__WHAT TO DO__. I need the records below restated word for word, without their pictures.

__MATERIAL PROVIDED__.
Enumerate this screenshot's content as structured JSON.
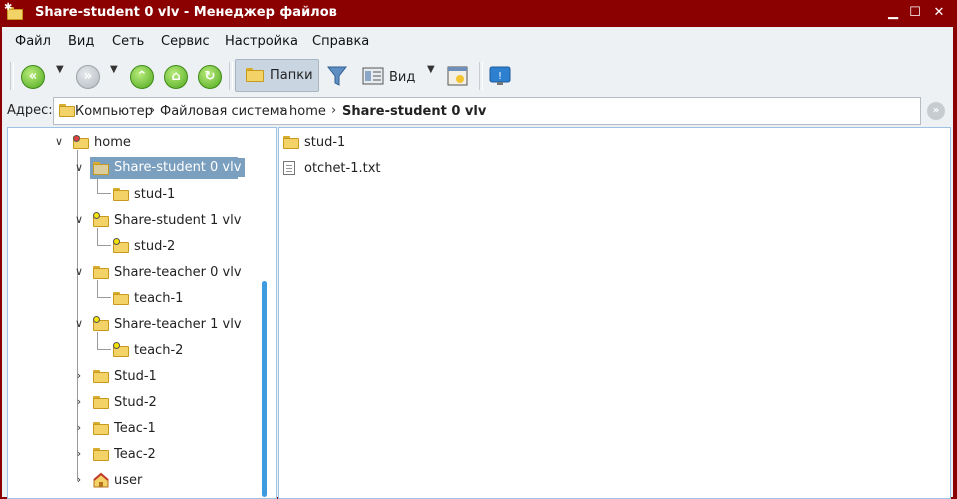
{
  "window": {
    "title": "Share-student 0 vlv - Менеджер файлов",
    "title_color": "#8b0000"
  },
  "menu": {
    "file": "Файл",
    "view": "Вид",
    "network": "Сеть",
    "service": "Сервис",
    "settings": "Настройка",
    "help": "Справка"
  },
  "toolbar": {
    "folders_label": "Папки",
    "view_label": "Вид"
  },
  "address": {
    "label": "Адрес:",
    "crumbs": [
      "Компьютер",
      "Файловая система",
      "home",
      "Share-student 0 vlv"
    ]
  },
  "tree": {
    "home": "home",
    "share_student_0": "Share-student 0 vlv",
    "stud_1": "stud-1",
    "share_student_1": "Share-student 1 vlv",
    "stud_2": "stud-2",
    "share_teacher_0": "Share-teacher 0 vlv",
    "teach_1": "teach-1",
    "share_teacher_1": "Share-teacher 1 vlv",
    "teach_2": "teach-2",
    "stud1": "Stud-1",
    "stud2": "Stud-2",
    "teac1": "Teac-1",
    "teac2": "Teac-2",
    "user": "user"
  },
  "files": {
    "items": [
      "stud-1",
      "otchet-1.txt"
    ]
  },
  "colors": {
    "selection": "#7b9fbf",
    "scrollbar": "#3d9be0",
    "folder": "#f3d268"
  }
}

__FINISHED TASK__.
Enumerate this screenshot's content as structured JSON.
{
  "window": {
    "title": "Share-student 0 vlv - Менеджер файлов",
    "title_color": "#8b0000"
  },
  "menu": {
    "file": "Файл",
    "view": "Вид",
    "network": "Сеть",
    "service": "Сервис",
    "settings": "Настройка",
    "help": "Справка"
  },
  "toolbar": {
    "folders_label": "Папки",
    "view_label": "Вид"
  },
  "address": {
    "label": "Адрес:",
    "crumbs": [
      "Компьютер",
      "Файловая система",
      "home",
      "Share-student 0 vlv"
    ]
  },
  "tree": {
    "home": "home",
    "share_student_0": "Share-student 0 vlv",
    "stud_1": "stud-1",
    "share_student_1": "Share-student 1 vlv",
    "stud_2": "stud-2",
    "share_teacher_0": "Share-teacher 0 vlv",
    "teach_1": "teach-1",
    "share_teacher_1": "Share-teacher 1 vlv",
    "teach_2": "teach-2",
    "stud1": "Stud-1",
    "stud2": "Stud-2",
    "teac1": "Teac-1",
    "teac2": "Teac-2",
    "user": "user"
  },
  "files": {
    "items": [
      "stud-1",
      "otchet-1.txt"
    ]
  },
  "colors": {
    "selection": "#7b9fbf",
    "scrollbar": "#3d9be0",
    "folder": "#f3d268"
  }
}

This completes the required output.